• [WHAT NEEDS TO BE DONE]
Keeping each line exactly as it is, output all of the records.

Data entries
»»
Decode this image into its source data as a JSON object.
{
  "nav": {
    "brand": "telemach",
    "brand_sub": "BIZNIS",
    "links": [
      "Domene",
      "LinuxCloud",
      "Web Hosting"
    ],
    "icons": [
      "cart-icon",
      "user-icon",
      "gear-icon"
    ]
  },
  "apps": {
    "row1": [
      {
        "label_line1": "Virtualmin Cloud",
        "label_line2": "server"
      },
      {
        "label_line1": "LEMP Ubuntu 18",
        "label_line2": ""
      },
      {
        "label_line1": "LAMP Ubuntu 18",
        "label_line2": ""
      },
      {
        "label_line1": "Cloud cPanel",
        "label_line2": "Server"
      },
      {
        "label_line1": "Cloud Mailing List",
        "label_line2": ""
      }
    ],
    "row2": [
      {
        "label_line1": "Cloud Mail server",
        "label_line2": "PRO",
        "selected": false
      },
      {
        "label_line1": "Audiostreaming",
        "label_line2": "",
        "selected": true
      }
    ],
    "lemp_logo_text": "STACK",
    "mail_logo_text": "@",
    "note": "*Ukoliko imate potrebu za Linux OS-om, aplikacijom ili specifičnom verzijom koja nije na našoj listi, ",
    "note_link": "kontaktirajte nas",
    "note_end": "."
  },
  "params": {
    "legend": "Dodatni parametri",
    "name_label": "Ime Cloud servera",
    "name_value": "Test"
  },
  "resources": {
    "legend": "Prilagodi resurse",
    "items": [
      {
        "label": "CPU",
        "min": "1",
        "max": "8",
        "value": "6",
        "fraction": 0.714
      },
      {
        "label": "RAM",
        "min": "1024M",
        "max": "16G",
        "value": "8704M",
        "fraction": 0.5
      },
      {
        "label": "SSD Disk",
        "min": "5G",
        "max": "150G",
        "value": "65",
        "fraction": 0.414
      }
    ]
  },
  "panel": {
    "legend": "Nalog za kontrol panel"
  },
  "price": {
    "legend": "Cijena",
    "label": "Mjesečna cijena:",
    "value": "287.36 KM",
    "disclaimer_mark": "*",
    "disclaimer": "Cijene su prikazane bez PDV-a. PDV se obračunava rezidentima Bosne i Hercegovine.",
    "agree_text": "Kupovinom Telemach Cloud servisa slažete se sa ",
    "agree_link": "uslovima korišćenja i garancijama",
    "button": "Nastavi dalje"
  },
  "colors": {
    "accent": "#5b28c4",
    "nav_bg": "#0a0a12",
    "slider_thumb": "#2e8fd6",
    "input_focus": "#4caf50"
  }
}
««
• [EXERCISE RESULT]
Decode this image into its source data as a JSON object.
{
  "nav": {
    "brand": "telemach",
    "brand_sub": "BIZNIS",
    "links": [
      "Domene",
      "LinuxCloud",
      "Web Hosting"
    ],
    "icons": [
      "cart-icon",
      "user-icon",
      "gear-icon"
    ]
  },
  "apps": {
    "row1": [
      {
        "label_line1": "Virtualmin Cloud",
        "label_line2": "server"
      },
      {
        "label_line1": "LEMP Ubuntu 18",
        "label_line2": ""
      },
      {
        "label_line1": "LAMP Ubuntu 18",
        "label_line2": ""
      },
      {
        "label_line1": "Cloud cPanel",
        "label_line2": "Server"
      },
      {
        "label_line1": "Cloud Mailing List",
        "label_line2": ""
      }
    ],
    "row2": [
      {
        "label_line1": "Cloud Mail server",
        "label_line2": "PRO",
        "selected": false
      },
      {
        "label_line1": "Audiostreaming",
        "label_line2": "",
        "selected": true
      }
    ],
    "lemp_logo_text": "STACK",
    "mail_logo_text": "@",
    "note": "*Ukoliko imate potrebu za Linux OS-om, aplikacijom ili specifičnom verzijom koja nije na našoj listi, ",
    "note_link": "kontaktirajte nas",
    "note_end": "."
  },
  "params": {
    "legend": "Dodatni parametri",
    "name_label": "Ime Cloud servera",
    "name_value": "Test"
  },
  "resources": {
    "legend": "Prilagodi resurse",
    "items": [
      {
        "label": "CPU",
        "min": "1",
        "max": "8",
        "value": "6",
        "fraction": 0.714
      },
      {
        "label": "RAM",
        "min": "1024M",
        "max": "16G",
        "value": "8704M",
        "fraction": 0.5
      },
      {
        "label": "SSD Disk",
        "min": "5G",
        "max": "150G",
        "value": "65",
        "fraction": 0.414
      }
    ]
  },
  "panel": {
    "legend": "Nalog za kontrol panel"
  },
  "price": {
    "legend": "Cijena",
    "label": "Mjesečna cijena:",
    "value": "287.36 KM",
    "disclaimer_mark": "*",
    "disclaimer": "Cijene su prikazane bez PDV-a. PDV se obračunava rezidentima Bosne i Hercegovine.",
    "agree_text": "Kupovinom Telemach Cloud servisa slažete se sa ",
    "agree_link": "uslovima korišćenja i garancijama",
    "button": "Nastavi dalje"
  },
  "colors": {
    "accent": "#5b28c4",
    "nav_bg": "#0a0a12",
    "slider_thumb": "#2e8fd6",
    "input_focus": "#4caf50"
  }
}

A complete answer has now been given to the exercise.